WHAT YOU ARE ASKED TO DO
Every line that contains the word "Help" should be copied from the records below.

RECORDED DATA
···

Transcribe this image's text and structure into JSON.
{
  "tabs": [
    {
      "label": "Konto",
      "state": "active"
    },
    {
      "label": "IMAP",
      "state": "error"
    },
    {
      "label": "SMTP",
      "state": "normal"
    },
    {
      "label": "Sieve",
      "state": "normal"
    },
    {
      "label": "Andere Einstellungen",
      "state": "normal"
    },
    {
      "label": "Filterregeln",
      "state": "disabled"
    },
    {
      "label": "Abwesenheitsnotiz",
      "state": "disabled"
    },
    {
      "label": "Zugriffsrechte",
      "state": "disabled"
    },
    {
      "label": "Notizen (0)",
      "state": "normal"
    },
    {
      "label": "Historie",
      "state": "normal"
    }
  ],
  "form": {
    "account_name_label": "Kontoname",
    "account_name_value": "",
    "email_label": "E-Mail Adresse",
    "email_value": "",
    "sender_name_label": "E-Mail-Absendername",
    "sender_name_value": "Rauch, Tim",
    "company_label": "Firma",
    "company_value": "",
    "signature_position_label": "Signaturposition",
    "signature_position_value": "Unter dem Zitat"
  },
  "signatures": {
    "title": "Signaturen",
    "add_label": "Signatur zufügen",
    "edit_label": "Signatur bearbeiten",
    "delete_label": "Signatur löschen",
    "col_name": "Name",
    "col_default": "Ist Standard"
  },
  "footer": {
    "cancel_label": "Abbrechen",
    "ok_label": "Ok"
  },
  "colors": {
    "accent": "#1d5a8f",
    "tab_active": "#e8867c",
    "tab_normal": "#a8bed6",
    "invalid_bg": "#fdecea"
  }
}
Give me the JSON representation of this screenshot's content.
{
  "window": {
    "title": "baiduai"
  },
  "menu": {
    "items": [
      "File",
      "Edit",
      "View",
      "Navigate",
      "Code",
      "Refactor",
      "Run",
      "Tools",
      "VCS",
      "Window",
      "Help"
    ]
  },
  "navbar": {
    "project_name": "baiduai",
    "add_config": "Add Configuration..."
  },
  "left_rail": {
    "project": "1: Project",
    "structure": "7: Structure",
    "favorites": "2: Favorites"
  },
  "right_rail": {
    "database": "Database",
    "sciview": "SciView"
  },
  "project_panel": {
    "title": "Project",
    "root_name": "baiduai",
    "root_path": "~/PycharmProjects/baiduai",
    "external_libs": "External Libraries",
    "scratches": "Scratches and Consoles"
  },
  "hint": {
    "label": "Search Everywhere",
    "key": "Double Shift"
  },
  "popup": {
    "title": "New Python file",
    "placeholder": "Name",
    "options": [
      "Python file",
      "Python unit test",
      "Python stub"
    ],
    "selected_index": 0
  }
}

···

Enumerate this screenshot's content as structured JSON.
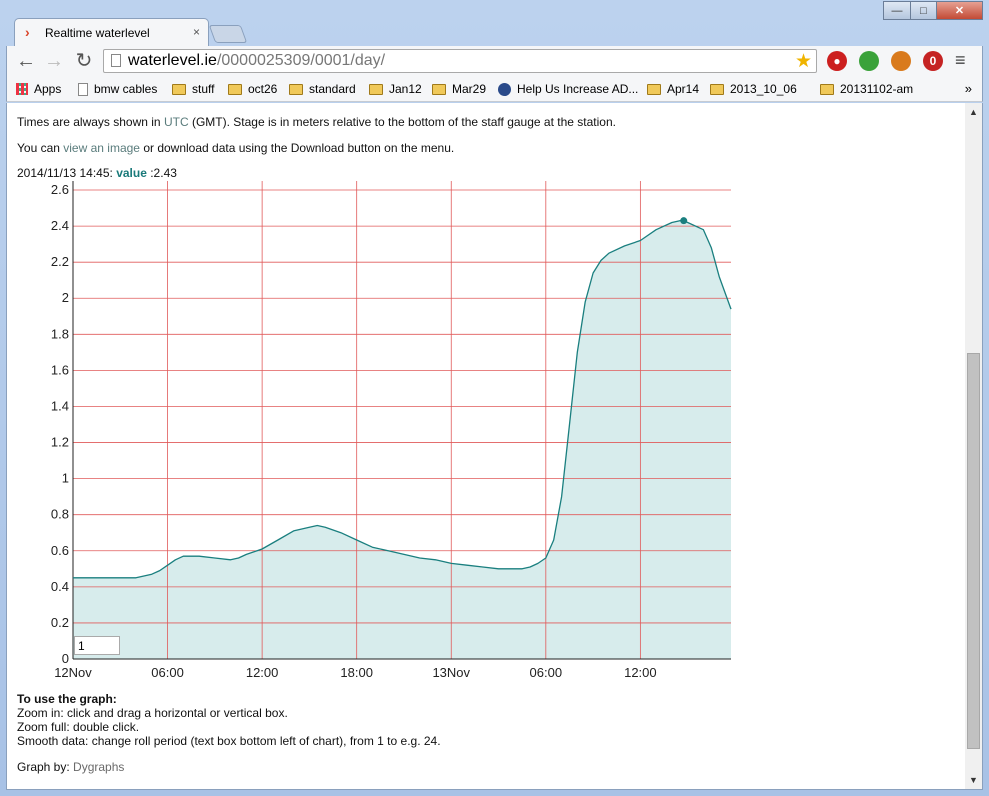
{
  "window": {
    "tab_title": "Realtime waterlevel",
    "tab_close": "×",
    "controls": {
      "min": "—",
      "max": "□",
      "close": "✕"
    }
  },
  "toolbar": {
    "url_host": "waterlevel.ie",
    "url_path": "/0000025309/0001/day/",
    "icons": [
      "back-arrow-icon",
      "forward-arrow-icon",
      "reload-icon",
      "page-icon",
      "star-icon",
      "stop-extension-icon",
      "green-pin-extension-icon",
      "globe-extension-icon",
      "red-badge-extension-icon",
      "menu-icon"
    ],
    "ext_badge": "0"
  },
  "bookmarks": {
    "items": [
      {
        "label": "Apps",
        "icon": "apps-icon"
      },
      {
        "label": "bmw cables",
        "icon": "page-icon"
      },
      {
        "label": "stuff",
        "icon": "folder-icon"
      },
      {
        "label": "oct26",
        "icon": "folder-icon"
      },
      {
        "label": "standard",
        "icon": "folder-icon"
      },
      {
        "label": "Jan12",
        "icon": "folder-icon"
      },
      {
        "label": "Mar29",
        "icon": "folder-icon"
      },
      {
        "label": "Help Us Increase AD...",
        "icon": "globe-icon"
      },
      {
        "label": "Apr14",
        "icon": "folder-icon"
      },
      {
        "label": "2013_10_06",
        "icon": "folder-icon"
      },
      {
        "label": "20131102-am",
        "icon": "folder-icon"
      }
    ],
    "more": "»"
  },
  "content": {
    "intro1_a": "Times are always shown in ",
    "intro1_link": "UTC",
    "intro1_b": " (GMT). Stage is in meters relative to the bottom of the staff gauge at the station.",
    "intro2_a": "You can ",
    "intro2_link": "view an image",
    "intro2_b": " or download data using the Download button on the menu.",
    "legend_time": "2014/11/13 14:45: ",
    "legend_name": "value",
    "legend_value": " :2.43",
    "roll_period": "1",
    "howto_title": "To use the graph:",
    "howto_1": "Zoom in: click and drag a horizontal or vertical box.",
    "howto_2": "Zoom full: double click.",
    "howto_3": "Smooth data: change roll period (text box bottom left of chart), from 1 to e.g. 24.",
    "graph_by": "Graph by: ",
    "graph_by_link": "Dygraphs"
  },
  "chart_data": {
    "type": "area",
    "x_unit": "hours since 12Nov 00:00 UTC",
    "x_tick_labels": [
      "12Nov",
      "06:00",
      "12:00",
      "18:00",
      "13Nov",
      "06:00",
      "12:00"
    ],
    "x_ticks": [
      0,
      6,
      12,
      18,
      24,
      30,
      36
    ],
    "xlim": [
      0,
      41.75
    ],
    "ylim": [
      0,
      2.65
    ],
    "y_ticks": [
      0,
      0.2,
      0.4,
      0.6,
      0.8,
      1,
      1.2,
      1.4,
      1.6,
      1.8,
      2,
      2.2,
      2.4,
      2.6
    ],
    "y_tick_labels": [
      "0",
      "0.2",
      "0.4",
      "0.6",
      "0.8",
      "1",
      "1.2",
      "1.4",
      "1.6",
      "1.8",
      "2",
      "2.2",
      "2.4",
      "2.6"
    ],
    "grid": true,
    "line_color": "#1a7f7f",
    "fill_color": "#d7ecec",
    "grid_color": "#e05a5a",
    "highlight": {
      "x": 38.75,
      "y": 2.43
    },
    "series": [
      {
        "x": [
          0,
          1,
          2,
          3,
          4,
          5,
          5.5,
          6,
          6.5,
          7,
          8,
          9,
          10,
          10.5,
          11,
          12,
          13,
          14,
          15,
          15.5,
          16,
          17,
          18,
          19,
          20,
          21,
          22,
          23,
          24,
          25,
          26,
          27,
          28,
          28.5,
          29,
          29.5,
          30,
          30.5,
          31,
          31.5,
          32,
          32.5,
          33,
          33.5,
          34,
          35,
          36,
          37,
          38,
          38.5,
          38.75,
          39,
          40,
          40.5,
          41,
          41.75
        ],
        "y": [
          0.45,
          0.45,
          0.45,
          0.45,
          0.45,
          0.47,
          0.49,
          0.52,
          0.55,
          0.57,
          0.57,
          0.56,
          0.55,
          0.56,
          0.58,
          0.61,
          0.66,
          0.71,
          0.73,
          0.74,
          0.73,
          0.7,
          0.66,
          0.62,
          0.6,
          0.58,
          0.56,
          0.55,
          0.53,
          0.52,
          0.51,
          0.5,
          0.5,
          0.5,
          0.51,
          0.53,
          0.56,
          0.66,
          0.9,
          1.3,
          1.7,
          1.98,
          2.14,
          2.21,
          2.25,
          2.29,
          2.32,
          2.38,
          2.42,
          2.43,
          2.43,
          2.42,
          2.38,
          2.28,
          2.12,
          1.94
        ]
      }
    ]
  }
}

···

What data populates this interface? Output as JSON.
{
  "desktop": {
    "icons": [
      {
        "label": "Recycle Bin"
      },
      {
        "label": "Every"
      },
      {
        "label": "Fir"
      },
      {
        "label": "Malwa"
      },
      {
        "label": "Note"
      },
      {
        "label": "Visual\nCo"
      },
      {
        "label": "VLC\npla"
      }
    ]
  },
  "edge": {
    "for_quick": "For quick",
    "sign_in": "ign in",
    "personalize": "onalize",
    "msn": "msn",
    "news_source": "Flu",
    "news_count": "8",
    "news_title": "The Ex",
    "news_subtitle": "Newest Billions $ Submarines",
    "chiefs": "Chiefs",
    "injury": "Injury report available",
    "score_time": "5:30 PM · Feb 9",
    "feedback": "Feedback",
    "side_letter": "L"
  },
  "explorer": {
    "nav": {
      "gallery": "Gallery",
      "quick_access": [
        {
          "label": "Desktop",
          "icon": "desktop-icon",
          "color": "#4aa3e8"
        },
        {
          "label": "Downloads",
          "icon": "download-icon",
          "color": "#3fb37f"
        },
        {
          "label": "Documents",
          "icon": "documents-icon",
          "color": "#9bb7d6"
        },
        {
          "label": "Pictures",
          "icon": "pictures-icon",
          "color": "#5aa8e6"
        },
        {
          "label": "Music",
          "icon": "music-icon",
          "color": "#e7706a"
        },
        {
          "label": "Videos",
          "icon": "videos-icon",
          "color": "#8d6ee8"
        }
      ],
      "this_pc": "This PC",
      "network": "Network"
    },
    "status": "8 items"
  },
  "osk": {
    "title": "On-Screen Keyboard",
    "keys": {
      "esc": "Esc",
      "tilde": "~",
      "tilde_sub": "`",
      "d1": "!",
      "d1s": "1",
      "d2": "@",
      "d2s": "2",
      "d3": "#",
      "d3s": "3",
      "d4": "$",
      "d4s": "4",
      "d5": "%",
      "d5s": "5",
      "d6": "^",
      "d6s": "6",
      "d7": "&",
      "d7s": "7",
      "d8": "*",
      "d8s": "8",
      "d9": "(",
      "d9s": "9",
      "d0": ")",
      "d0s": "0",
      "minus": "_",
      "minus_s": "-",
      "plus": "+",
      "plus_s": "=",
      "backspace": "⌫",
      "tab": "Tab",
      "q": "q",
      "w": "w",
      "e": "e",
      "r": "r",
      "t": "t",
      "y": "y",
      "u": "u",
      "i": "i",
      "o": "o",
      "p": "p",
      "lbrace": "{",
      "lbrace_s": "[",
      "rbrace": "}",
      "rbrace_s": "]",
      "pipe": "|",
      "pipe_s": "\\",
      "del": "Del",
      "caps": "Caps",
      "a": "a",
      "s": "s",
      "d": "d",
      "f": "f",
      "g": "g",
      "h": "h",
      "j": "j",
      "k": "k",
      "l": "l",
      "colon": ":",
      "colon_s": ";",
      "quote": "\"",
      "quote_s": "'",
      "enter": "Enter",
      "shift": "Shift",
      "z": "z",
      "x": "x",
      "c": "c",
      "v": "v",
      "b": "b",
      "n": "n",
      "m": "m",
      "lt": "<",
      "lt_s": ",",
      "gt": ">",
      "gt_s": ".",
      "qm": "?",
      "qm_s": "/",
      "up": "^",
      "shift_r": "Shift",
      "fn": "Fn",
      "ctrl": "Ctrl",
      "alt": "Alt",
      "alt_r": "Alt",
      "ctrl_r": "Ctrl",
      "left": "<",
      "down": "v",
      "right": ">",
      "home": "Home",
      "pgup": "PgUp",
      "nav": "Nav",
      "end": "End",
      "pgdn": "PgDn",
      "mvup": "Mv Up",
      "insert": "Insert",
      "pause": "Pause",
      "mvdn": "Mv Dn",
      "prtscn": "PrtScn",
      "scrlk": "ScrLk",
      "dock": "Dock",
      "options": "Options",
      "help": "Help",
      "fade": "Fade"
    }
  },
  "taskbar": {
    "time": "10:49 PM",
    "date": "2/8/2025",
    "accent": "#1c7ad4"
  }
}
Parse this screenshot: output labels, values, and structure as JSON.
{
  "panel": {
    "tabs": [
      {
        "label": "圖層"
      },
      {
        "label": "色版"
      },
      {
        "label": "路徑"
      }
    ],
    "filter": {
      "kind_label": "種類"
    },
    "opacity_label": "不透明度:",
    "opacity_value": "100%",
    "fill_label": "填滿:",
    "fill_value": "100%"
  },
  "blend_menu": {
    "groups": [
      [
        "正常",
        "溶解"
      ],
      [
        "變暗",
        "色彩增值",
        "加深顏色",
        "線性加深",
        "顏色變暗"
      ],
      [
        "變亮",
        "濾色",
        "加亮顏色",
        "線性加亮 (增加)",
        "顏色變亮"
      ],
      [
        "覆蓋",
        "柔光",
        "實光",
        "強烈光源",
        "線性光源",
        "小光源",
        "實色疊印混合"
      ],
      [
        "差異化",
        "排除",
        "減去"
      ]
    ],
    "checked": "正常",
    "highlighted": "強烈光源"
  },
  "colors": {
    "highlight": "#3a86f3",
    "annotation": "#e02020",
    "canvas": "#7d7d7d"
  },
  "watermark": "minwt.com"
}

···

WRITTEN ANSWER
      "Help"
        "label": "Help Us Increase AD...",
      "help": "Help",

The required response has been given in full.